For decades, dramatic images of Cubans trying to reach the United States on decrepit boats made of all kinds of materials shocked many within the South Florida community. On the island, families waited desperately for news on whether loved ones had made it to shore.

No more.

In April, the Coast Guard did not intercept a single vessel ferrying Cuban migrants — the first time in seven years this has occurred.

“April was the first month in seven years where we didn’t have one Cuban migrant, not one,” Admiral Paul F. Zukunft, Commandant of the U.S. Coast Guard told The Wall Street Journal. “On a typical day at this time last year, we would probably pick up anywhere from 50 to 150 Cuban migrants.”

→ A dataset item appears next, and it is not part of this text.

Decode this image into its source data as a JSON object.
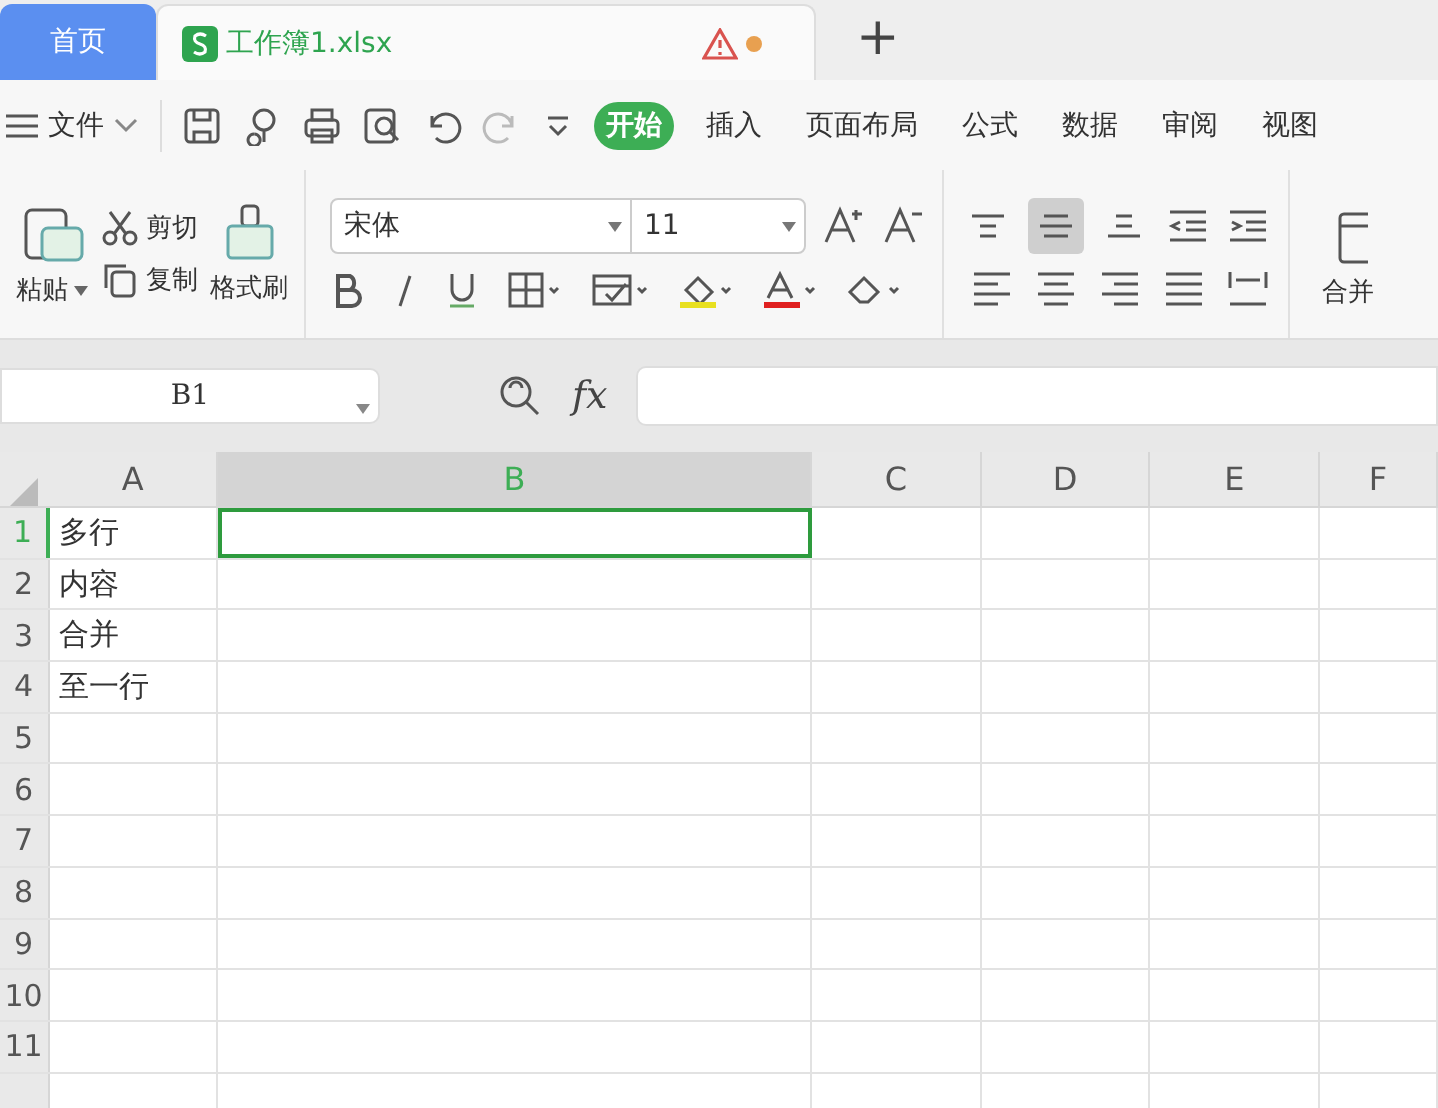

The remarkable change is due to a drastic measure taken during the last days of the Obama administration in negotiation with the Cuban government: the elimination of an immigration policy for Cubans known as “wet foot, dry foot.”

More here.

Photo credit: Lynne Sladky, Associated Press

April 05, 2017

Behind the scenes, Rubio and others try to push Trump White House on Cuba

via @ngameztorres

Two months after the Trump administration announced a total review of U.S. policy toward Cuba, several controversial proposals are being circulated at the White House with no clear front-runner on the issue.

But Sen. Marco Rubio says he has spoken with President Donald Trump three times about Cuba.

“We’ve been walking through all these issues with the president and his team, figuring out the right steps to take and when,” Rubio told el Nuevo Herald.

“I am confident that President Trump will treat Cuba like the dictatorship it is and that our policy going forward will reflect the fact that it is not in the national interest of the United States for us to be doing business with the Cuban military,” he added.

The Miami Republican of Cuban descent declined to say whether the president had made any commitments to him on Cuba policies. But a Rubio spokesman told el Nuevo Herald that the senator and his staff “have been working behind the scenes” on Cuba policy.

The Cuban government has taken notice of Rubio's rising voice in U.S. policy toward Latin America, and the state-run Granma newspaper recently criticized his efforts to have the Organization of American States condemn Venezuela's human rights record.

But the Granma article carefully avoided insulting Trump. And the Raúl Castro government, in a rare show of restraint, has said little about the Trump administration as it waits for the ongoing review of overall U.S. policies toward the island.

Spokespersons for the White House and the State Department have said that the National Security Council (NSC) has the lead in the multi-agency review. Several knowledgeable sources have said that Jill St. John, a low-level NSC staffer, is coordinating the work. The White House did not immediately reply to el Nuevo Herald questions about St. John.

More here.

Photo credit: Rainier Ehrhardt, Associated Press